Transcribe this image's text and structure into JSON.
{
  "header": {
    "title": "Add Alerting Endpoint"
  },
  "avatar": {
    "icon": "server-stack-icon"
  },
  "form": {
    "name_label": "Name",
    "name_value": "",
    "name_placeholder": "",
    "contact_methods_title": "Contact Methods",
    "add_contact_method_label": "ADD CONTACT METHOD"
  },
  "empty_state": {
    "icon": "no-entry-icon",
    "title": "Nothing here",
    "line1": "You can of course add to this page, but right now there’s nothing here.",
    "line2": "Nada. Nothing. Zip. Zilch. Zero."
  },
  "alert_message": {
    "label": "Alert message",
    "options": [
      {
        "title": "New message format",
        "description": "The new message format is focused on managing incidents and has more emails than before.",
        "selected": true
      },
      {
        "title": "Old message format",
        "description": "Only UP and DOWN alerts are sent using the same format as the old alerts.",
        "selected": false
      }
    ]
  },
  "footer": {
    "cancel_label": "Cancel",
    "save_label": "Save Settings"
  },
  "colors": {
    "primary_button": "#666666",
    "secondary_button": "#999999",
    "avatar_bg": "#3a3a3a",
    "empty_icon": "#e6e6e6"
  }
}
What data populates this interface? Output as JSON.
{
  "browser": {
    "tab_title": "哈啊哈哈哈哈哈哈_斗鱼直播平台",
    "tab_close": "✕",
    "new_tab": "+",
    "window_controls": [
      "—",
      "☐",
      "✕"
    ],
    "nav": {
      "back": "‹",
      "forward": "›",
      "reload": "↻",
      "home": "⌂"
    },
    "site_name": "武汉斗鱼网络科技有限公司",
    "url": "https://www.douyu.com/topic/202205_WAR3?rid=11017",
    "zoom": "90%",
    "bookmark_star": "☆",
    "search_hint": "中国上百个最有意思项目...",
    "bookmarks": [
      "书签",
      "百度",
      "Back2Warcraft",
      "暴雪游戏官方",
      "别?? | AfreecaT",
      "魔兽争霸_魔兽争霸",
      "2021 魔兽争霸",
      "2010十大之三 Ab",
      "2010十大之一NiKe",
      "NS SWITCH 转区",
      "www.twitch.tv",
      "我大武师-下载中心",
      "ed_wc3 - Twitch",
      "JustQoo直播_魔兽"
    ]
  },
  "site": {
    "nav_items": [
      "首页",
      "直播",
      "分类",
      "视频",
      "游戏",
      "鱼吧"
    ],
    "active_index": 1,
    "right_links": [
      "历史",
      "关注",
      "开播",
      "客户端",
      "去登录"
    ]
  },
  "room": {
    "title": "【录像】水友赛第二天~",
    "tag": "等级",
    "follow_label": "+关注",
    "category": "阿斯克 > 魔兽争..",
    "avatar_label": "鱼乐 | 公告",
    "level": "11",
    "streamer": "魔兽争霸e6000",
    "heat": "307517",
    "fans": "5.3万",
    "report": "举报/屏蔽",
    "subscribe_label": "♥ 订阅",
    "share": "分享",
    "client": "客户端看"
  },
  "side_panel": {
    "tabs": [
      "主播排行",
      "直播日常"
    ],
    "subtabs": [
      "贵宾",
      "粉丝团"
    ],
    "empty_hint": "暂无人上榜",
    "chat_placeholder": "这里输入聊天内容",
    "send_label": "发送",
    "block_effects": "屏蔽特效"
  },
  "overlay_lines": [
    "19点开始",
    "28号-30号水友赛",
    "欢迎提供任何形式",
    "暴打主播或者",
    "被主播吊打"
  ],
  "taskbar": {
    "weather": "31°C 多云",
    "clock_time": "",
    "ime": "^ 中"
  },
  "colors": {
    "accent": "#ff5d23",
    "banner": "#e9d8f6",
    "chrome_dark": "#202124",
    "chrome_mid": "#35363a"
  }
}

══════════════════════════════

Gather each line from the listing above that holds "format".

        "title": "New message format",
        "description": "The new message format is focused on managing incidents and has more emails than before.",
        "title": "Old message format",
        "description": "Only UP and DOWN alerts are sent using the same format as the old alerts.",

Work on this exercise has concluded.